_Page and application data records_
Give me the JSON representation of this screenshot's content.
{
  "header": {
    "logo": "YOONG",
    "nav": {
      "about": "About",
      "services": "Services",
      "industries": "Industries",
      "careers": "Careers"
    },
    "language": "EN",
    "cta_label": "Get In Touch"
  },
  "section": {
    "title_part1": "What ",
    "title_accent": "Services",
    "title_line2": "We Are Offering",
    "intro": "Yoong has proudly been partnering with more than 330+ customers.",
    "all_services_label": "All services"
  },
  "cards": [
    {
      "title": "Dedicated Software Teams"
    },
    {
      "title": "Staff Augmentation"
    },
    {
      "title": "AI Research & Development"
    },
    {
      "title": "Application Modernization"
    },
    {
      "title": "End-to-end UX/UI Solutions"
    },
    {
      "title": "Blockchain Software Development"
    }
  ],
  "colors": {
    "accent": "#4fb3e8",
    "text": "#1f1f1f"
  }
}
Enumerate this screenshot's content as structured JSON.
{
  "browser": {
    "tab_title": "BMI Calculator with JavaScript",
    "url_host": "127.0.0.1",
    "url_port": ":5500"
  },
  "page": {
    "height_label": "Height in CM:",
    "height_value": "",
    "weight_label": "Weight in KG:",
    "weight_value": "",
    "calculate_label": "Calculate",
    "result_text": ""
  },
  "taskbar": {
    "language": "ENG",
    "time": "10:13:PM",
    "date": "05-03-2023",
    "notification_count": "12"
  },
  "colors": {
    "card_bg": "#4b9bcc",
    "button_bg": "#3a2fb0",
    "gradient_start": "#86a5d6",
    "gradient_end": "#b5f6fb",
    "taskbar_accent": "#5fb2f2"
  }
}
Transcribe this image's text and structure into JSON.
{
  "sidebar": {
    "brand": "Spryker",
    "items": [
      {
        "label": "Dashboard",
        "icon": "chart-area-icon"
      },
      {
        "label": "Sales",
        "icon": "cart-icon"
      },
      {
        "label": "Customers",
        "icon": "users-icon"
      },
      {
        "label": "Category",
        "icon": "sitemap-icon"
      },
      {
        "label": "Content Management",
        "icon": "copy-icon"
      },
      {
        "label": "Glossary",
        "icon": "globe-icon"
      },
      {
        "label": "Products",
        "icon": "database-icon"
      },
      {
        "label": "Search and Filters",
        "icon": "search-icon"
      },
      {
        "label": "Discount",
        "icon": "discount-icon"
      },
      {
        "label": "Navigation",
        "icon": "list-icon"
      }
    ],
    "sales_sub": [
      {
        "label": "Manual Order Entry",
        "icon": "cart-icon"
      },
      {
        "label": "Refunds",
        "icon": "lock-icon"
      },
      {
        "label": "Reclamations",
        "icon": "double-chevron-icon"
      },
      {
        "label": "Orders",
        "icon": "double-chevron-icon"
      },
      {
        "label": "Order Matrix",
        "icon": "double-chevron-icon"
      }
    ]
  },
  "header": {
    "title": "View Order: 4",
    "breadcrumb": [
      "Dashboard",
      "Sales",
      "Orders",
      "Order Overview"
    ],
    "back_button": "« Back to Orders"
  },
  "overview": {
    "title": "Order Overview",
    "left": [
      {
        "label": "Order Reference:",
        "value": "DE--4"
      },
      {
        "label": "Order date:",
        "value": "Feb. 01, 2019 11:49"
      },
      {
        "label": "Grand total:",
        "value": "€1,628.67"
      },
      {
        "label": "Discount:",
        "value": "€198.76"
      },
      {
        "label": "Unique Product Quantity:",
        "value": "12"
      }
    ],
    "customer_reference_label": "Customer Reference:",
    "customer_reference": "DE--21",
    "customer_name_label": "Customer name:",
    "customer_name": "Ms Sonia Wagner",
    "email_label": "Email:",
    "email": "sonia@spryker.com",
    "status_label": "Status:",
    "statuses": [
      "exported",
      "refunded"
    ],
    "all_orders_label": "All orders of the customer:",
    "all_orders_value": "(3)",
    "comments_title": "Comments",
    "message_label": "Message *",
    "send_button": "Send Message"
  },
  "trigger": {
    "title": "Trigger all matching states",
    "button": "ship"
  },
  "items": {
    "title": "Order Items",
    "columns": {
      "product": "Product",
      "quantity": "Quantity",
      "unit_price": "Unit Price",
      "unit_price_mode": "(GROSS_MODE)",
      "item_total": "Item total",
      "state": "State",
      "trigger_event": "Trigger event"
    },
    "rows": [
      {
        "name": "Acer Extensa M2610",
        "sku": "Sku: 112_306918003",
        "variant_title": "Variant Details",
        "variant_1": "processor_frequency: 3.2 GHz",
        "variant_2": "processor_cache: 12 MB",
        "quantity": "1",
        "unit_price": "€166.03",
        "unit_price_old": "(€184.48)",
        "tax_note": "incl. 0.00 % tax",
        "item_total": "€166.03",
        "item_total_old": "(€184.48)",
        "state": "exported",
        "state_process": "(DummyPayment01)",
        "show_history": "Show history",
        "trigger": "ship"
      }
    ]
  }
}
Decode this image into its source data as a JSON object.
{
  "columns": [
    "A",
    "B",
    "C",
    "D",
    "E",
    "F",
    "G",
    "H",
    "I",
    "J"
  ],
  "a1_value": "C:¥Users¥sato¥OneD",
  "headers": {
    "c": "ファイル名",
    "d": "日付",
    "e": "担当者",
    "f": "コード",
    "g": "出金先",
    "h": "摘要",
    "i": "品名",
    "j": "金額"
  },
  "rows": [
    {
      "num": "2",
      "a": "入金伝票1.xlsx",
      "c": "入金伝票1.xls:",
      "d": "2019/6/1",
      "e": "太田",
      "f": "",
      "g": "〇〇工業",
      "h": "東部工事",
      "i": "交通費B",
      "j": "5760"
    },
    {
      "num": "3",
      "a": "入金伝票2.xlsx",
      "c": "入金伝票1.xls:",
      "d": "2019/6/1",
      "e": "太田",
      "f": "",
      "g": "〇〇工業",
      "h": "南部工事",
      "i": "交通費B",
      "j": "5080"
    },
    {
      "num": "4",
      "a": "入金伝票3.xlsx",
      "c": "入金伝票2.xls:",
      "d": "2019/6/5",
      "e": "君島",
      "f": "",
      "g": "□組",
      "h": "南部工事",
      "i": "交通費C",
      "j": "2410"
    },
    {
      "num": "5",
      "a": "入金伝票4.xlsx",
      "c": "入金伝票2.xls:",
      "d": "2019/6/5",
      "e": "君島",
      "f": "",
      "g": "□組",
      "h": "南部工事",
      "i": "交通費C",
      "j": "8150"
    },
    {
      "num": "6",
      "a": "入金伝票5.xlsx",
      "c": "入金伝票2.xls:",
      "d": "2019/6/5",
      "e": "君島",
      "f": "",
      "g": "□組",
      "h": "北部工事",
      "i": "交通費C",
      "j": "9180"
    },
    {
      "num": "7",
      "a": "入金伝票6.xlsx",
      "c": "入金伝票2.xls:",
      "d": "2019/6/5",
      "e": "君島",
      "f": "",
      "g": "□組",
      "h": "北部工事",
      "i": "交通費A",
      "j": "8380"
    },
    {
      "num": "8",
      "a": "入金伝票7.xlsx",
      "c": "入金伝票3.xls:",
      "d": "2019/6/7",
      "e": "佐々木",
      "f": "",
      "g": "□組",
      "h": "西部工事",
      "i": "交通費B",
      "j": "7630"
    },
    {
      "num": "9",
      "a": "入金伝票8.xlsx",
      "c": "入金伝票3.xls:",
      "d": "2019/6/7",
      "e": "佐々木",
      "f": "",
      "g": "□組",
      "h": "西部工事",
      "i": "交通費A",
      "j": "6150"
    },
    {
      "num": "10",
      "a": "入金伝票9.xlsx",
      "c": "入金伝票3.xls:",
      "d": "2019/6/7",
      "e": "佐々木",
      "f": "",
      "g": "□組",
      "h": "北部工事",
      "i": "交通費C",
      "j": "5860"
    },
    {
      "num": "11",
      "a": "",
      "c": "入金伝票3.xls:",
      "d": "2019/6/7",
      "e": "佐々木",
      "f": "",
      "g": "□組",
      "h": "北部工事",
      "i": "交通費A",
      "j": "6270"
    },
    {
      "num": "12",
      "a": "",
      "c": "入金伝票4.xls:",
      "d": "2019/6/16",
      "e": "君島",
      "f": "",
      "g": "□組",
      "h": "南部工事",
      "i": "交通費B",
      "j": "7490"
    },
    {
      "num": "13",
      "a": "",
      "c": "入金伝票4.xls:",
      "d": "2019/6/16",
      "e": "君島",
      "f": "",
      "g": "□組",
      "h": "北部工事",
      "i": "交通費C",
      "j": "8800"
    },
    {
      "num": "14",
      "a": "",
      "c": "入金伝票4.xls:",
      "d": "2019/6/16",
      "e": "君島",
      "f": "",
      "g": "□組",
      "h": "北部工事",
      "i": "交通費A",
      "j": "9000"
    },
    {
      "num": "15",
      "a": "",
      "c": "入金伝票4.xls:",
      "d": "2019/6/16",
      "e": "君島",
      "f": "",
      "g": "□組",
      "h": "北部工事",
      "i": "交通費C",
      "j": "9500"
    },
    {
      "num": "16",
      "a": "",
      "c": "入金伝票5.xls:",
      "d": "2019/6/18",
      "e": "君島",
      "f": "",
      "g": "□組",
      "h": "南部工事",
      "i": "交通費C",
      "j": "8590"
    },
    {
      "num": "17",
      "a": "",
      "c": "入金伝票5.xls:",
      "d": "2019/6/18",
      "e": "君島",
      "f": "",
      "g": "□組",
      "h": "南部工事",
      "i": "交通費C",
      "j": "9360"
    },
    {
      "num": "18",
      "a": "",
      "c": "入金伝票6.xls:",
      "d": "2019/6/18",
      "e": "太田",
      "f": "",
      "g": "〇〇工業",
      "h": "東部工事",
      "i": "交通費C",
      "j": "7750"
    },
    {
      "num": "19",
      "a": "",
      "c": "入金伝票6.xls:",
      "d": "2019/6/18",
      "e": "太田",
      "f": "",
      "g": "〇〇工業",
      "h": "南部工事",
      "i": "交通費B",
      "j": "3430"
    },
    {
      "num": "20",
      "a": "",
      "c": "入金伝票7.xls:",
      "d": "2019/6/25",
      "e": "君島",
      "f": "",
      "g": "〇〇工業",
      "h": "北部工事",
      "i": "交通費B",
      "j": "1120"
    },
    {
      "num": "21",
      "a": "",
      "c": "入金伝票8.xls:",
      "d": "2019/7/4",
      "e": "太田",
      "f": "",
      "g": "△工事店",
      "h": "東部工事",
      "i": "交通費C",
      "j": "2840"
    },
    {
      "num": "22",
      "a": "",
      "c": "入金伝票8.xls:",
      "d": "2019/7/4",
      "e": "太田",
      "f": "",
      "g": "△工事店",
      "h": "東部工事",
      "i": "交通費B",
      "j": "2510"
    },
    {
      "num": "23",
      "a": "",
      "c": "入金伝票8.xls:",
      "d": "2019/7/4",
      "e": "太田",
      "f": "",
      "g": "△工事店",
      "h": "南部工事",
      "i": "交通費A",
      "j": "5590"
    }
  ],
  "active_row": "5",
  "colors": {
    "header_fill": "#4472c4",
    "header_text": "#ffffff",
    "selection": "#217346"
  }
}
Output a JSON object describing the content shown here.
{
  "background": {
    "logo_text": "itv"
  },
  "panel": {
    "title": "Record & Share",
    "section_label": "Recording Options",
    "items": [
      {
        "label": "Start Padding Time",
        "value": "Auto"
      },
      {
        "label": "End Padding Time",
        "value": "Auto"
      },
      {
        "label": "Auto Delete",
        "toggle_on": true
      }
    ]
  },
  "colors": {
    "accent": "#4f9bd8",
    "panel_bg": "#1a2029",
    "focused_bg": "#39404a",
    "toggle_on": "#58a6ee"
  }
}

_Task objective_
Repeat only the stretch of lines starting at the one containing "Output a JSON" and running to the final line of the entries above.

_Exercise response_
Output a JSON object describing the content shown here.
{
  "background": {
    "logo_text": "itv"
  },
  "panel": {
    "title": "Record & Share",
    "section_label": "Recording Options",
    "items": [
      {
        "label": "Start Padding Time",
        "value": "Auto"
      },
      {
        "label": "End Padding Time",
        "value": "Auto"
      },
      {
        "label": "Auto Delete",
        "toggle_on": true
      }
    ]
  },
  "colors": {
    "accent": "#4f9bd8",
    "panel_bg": "#1a2029",
    "focused_bg": "#39404a",
    "toggle_on": "#58a6ee"
  }
}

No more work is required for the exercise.